__Task requirements__:
Which lines of the entries contain the string "name"? Please find them and copy them.

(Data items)

##############################

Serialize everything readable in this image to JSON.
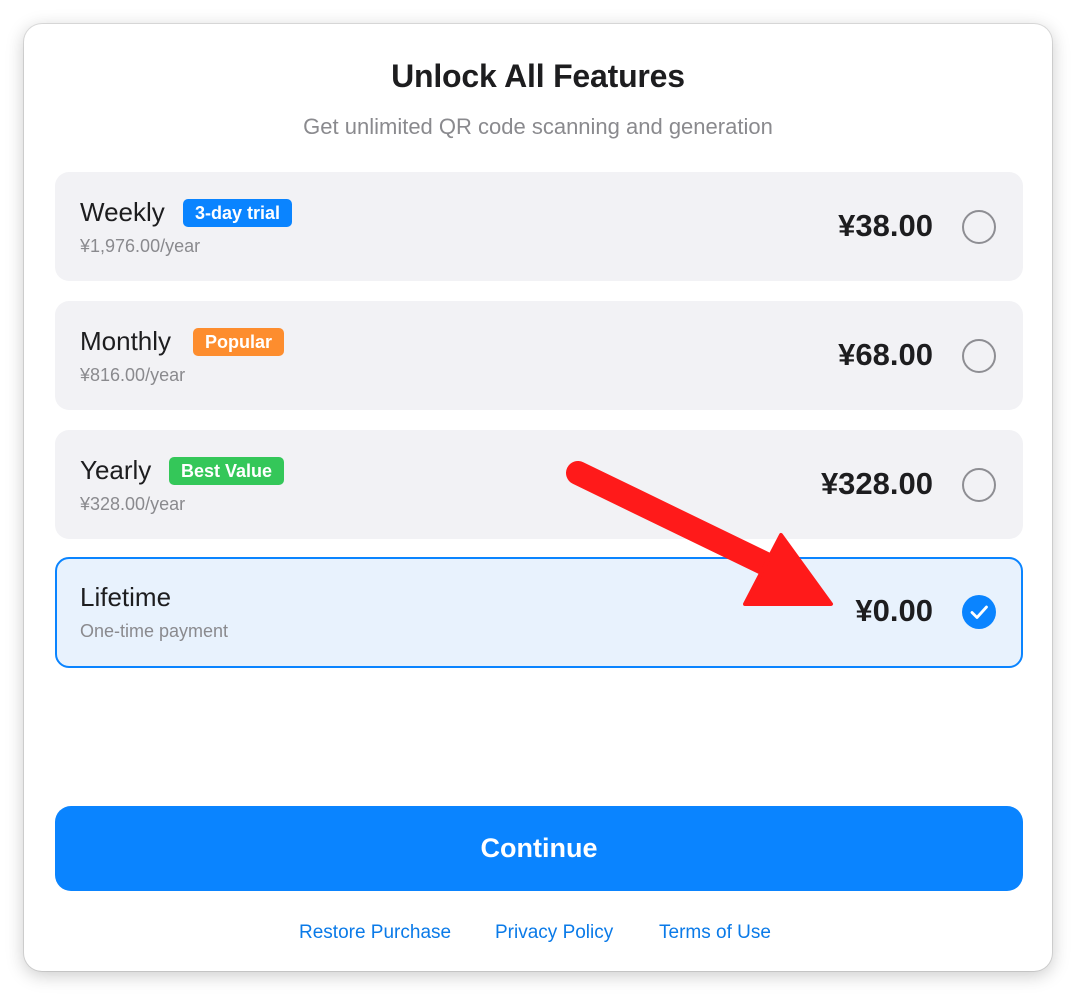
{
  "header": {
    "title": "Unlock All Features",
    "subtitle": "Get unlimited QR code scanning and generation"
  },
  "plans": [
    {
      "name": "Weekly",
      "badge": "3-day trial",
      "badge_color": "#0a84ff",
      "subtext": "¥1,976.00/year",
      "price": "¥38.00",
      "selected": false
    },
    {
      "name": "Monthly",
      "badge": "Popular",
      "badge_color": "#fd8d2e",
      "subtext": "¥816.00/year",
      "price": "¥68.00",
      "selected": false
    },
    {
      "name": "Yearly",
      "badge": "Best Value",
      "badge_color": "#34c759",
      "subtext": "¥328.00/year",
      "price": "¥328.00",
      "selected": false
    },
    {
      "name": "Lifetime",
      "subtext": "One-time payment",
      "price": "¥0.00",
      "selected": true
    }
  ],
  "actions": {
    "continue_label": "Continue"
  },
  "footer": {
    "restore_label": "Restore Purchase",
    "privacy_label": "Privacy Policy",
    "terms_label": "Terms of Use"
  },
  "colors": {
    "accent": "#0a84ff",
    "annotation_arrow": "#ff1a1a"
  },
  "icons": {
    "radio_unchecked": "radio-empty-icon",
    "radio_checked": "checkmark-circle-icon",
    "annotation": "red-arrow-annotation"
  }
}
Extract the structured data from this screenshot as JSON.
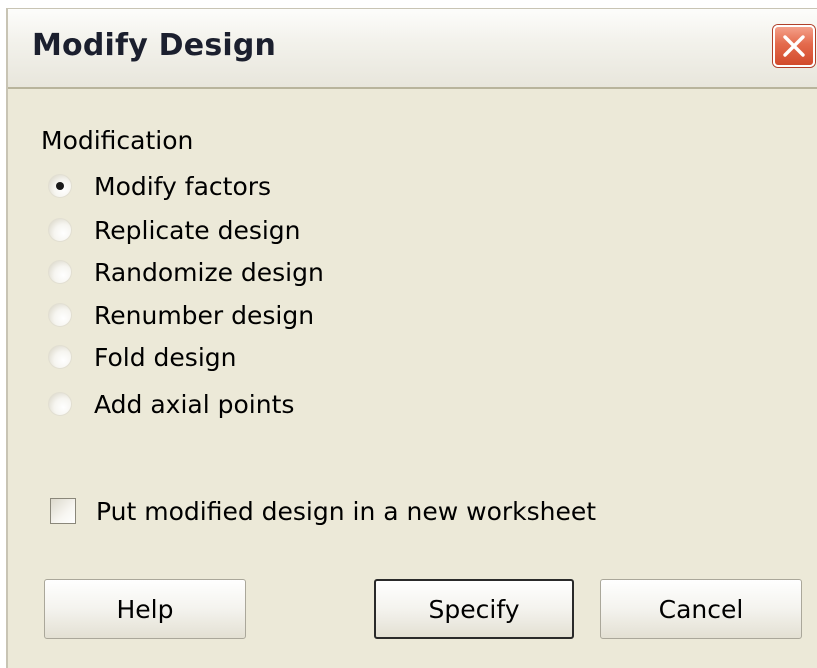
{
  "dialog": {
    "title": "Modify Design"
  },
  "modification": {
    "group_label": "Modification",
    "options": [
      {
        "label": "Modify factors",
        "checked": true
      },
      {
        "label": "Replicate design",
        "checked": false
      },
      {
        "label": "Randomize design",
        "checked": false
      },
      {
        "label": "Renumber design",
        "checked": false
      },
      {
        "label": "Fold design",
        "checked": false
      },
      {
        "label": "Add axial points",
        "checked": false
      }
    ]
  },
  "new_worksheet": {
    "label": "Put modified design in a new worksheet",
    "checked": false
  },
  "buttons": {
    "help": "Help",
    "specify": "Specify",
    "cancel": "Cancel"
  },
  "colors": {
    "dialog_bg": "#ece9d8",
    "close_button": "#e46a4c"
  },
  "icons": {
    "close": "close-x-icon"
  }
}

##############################

__Expected answer__:
      "name": "Weekly",
      "name": "Monthly",
      "name": "Yearly",
      "name": "Lifetime",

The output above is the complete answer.